Start of Task inputs
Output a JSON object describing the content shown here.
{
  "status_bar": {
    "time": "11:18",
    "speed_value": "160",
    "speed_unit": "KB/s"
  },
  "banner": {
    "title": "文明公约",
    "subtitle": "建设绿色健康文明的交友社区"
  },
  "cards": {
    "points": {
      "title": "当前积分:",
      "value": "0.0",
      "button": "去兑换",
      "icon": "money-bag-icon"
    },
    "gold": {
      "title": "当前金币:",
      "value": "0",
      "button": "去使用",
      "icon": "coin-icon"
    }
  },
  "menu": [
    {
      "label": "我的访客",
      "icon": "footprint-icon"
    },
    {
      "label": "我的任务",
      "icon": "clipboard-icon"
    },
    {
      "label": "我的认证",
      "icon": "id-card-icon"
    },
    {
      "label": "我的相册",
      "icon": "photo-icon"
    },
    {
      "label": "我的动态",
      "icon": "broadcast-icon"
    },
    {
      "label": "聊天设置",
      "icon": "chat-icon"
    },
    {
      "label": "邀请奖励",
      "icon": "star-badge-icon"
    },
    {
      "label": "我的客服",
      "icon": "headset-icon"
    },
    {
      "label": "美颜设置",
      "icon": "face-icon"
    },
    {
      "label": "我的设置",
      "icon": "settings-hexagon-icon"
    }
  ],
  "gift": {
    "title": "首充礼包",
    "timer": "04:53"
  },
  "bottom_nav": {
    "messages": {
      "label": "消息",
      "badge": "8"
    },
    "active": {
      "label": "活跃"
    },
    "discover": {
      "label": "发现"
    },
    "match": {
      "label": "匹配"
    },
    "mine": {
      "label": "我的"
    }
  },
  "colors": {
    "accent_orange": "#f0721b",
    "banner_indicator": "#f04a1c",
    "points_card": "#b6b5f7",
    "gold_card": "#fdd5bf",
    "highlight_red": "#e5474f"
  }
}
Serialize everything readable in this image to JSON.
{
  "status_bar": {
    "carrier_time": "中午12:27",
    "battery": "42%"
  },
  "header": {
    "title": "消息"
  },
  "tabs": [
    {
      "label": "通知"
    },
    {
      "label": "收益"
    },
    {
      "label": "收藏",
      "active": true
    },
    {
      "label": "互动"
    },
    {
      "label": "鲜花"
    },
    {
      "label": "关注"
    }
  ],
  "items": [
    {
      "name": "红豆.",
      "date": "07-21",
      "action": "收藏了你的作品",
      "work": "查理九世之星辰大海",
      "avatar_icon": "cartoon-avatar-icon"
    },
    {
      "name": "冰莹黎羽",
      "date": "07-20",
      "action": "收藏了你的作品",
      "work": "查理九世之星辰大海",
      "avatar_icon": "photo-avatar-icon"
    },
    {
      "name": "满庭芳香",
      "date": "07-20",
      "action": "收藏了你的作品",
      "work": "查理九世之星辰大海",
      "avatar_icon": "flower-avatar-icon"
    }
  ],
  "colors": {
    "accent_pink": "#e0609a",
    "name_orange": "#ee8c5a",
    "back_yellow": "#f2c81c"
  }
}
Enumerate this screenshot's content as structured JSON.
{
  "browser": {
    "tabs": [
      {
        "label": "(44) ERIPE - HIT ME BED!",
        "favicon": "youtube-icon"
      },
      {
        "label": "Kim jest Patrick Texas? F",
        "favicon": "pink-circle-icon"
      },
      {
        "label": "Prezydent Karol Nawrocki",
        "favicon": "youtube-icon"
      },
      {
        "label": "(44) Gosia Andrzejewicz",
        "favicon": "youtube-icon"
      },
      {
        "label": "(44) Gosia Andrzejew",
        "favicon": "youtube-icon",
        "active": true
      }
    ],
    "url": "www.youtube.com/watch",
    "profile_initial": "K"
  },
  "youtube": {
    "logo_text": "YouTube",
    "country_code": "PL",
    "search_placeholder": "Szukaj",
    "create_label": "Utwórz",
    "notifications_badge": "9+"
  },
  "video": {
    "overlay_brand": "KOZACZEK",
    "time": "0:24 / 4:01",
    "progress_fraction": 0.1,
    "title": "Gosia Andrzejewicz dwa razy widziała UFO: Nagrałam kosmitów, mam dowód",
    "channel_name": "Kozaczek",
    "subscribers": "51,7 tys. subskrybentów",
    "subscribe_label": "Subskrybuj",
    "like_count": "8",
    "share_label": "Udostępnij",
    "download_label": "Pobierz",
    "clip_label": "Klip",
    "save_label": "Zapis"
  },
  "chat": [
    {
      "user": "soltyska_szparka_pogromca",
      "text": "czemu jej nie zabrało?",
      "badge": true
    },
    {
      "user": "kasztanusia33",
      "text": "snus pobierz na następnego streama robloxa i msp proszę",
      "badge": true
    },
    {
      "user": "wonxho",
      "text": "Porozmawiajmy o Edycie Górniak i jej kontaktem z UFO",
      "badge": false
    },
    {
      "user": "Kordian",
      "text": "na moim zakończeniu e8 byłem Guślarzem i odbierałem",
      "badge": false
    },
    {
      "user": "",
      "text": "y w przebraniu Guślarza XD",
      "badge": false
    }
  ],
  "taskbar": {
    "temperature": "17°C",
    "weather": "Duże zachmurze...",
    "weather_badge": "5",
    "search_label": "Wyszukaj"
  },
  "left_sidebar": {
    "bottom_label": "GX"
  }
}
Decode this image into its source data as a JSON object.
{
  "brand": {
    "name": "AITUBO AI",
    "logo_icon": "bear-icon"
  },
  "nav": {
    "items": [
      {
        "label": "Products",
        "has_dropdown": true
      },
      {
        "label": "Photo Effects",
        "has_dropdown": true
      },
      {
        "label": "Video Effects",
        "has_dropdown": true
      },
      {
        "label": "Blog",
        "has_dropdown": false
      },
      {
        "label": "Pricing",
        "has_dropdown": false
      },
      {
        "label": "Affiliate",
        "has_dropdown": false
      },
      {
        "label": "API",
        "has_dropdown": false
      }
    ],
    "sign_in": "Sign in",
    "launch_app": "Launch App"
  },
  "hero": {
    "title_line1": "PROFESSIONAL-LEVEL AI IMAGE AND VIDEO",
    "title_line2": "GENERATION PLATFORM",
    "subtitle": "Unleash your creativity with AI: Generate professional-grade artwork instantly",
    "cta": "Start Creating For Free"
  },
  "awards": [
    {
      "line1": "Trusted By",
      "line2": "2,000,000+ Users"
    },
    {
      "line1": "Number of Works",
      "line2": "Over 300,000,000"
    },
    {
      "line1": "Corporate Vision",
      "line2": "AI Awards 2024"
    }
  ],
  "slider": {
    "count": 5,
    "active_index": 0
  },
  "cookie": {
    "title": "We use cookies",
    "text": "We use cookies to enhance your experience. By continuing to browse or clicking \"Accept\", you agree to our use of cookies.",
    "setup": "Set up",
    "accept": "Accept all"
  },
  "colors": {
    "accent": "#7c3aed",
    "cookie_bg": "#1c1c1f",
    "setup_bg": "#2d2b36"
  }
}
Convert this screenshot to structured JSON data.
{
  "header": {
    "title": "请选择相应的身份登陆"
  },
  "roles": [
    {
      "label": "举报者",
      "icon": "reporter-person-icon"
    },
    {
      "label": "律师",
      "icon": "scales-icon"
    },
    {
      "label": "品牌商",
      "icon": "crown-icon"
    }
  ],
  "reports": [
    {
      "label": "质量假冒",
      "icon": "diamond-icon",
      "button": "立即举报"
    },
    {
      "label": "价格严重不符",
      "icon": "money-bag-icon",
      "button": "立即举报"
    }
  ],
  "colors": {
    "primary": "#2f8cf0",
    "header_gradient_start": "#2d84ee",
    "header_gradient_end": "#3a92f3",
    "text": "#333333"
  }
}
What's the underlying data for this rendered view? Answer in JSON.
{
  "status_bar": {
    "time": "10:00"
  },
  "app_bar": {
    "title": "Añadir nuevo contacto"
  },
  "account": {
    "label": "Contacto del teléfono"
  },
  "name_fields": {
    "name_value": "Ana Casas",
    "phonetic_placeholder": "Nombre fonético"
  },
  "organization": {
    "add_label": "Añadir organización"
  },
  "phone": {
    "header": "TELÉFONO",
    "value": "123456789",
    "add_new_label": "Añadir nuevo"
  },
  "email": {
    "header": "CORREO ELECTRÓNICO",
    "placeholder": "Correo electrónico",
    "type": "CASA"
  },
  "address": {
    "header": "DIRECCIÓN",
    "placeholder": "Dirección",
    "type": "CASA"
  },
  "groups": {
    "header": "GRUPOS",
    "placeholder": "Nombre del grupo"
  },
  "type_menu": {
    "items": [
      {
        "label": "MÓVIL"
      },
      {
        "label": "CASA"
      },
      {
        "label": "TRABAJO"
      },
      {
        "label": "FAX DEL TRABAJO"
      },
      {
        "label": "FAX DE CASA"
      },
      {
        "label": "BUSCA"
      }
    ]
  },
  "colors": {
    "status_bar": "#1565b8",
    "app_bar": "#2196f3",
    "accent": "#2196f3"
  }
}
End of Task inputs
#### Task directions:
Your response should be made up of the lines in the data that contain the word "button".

#### Worked solution:
      "button": "去兑换",
      "button": "去使用",
      "button": "立即举报"
      "button": "立即举报"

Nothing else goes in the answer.